When he finished talking, my face was streaked with tears; so was my wife’s. When we finished praying, his cheeks looked like ours.

We talked for a while longer: about priests and confession, A.A. meetings and sobriety, his daughter and new beginnings. When I asked him if he thought tomorrow would be different for him, he said, “Yeah, I may do something I’ve been thinking about for a long time.”

“What’s that?”

“There’s a hospital nearby that has a wing for children who have cancer. I think I’ll go by and see if some of them want to hear me play. Maybe one will want to learn how to play.”

After a while Miguel got up and left, but not before insisting that I give his guitar a try. I knew something had really changed for him when he didn’t laugh as I tried to strum “House of the Rising Sun,” the only song I know.

Miguel left, and I turned to my wife. Smiles broke across both of our faces.

“Well that’s never happened before,” I finally said, a little embarrassed by the truth of the statement.

“Yes,” she said. “But I really like it. I’d like to live that way all the time.”

As Miguel disappeared down the sidewalk, I began to wonder. Why have there been so few experiences like that in my life, so few encounters when I knew beyond doubt that at least for a step or two I was on the Jesus Way? Had there been subliminal inspiration from the three days of teaching we had just heard—the articles you just finished reading? Maybe so, but it could be even simpler than that. For at least a little while, we had taken the time to sit beneath an open window of the Kingdom, blissfully aware of the beautiful music of God’s presence and his love for one of his children. And then we mustered the courage to ask him if we could play too.

Awareness. Willingness. Obedience. I want to try those three chords again.
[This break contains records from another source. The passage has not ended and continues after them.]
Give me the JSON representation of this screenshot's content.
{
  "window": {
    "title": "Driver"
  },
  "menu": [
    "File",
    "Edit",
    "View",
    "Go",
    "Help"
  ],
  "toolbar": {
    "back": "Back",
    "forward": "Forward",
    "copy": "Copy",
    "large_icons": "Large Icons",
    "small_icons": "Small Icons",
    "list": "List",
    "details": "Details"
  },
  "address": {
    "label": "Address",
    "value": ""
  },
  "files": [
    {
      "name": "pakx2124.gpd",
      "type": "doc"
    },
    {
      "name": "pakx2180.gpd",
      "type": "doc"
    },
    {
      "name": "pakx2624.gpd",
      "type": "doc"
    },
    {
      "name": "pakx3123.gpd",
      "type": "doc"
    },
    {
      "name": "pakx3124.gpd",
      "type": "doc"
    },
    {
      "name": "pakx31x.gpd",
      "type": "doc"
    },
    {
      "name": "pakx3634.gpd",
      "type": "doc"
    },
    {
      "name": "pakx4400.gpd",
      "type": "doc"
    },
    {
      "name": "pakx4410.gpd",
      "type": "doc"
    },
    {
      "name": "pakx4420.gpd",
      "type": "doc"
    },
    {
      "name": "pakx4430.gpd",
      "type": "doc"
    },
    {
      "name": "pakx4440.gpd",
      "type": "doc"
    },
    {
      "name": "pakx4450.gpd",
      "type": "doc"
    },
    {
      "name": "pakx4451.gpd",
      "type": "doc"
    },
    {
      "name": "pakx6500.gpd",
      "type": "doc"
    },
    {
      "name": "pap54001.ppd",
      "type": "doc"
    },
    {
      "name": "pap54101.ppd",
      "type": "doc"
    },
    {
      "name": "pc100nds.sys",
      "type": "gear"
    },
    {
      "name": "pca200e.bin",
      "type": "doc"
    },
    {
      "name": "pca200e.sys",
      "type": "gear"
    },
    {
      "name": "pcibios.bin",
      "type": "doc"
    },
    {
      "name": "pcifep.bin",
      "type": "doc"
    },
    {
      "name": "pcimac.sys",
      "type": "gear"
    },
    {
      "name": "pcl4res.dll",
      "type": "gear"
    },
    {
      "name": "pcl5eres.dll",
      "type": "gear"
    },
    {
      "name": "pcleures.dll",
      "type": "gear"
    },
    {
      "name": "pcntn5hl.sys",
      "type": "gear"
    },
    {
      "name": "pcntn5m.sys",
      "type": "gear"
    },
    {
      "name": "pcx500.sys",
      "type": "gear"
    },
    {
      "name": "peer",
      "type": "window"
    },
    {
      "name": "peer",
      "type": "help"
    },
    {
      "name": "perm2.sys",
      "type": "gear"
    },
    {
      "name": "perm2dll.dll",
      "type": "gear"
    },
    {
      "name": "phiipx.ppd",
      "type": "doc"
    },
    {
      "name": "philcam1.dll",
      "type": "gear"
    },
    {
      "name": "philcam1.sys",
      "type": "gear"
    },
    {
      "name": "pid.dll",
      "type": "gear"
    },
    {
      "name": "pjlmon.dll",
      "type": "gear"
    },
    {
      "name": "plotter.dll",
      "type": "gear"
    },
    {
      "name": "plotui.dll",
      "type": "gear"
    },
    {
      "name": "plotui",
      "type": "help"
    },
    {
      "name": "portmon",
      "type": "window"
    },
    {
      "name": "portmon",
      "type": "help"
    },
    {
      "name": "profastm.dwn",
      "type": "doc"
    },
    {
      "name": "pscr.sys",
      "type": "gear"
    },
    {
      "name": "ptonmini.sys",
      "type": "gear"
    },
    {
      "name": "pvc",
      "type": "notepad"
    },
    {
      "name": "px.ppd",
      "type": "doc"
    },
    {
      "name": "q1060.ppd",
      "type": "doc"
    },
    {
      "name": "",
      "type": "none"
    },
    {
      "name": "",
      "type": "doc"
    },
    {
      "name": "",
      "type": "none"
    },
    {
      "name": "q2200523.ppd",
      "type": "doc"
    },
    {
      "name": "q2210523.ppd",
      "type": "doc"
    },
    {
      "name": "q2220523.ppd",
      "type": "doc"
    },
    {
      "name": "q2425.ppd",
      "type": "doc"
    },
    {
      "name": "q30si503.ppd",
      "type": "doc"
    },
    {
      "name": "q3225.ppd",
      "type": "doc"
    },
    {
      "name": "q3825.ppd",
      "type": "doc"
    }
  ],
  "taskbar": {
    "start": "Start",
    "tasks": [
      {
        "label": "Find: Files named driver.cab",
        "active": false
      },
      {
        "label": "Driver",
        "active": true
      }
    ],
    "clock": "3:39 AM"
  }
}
Vice President and Chair of Integration at Richmont Graduate University, Gary W. Moon founded (with David Benner and Larry Crabb) Conversations Journal, directs the international Renovaré Institute for Christian Spiritual Formation and has authored several books, including his most recent, Apprenticeship With Jesus: Learning to Live like the Master (Baker).